And the Telegraph flat out begs the question, "Does fatherhood turn men into misogynists?" Using the same study that the Independent used for their article.
"As a sociologist, I am disinclined to support a biological explanation, because such sexist shifts do not occur in some, particularly non-western, societies, where care of young children is more equally shared, not just between men and women but across communities."But when accounting for biological explanations of why men tend to be more "traditional", it is due to the fact that men tend to be biologically induced to become more protective of their offspring and be more of the providers, and women also become more nurturing, according to Northwestern University:
' In "Fatherhood", Peter Gray and Kermyt Anderson synthesize findings from biological anthropology, psychology, and related fields to make the case that males play a key role in this unusual human strategy.
They argue that males have been shaped by evolution to not only serve as resource providers—the long held assumption—but also to care for young. There is a rapidly growing body of evidence that human males bear cognitive, emotional, and physiologic signatures of evolutionary selection to provide such care, whereas most male mammals clearly have not.

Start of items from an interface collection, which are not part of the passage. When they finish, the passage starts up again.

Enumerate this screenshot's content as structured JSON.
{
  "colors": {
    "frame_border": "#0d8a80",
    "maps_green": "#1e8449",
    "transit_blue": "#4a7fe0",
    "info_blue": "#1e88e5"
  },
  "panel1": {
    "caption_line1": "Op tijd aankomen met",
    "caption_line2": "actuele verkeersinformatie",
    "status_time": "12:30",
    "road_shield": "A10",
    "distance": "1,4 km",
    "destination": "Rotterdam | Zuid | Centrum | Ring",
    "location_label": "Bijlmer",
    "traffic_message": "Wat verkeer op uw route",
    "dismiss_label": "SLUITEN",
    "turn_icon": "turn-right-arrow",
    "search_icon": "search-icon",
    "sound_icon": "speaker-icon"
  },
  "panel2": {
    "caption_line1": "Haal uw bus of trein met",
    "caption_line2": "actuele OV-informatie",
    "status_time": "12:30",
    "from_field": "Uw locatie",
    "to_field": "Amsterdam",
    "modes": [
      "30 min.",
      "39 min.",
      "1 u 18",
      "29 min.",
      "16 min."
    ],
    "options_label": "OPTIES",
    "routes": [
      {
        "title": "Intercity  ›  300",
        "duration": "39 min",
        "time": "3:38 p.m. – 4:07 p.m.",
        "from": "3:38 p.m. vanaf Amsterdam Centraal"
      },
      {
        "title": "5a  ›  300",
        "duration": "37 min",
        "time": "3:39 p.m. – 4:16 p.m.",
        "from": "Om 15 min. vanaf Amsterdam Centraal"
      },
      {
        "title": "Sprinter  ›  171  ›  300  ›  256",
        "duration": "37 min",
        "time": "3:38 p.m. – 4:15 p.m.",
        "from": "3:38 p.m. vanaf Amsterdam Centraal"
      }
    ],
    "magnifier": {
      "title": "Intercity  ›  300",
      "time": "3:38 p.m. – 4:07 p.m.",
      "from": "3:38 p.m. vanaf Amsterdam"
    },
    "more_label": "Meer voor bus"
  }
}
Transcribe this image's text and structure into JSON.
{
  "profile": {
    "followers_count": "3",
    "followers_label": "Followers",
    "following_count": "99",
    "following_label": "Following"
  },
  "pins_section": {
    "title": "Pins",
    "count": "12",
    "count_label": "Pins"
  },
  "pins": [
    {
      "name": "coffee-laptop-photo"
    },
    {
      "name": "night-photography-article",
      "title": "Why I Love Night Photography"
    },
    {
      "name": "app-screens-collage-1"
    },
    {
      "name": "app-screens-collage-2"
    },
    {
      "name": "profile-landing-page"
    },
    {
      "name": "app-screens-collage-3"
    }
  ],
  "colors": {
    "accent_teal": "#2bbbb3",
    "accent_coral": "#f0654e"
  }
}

Gray and Anderson synthesize and review various literatures to make the case that fatherhood is a career with deep evolutionary roots in our species’ lineage. Some of the most fascinating evidence that human males have been shaped by evolution for their role as parents comes from studies of the physiologic, hormonal and emotional differences between fathers and non-fathers.
For example, the hormone testosterone, which provides a boost of confidence and competitive mojo in social interactions (for men and women alike), is often decreased substantially in fathers. There is some evidence that fathers also have higher prolactin – the hormone that, in women, is produced during lactation and is known to stimulate nurturing behavior."
Additionally the study fails to inform us that men in Australia tend to work longer hours compared to women, the following information is from Adelaide Now: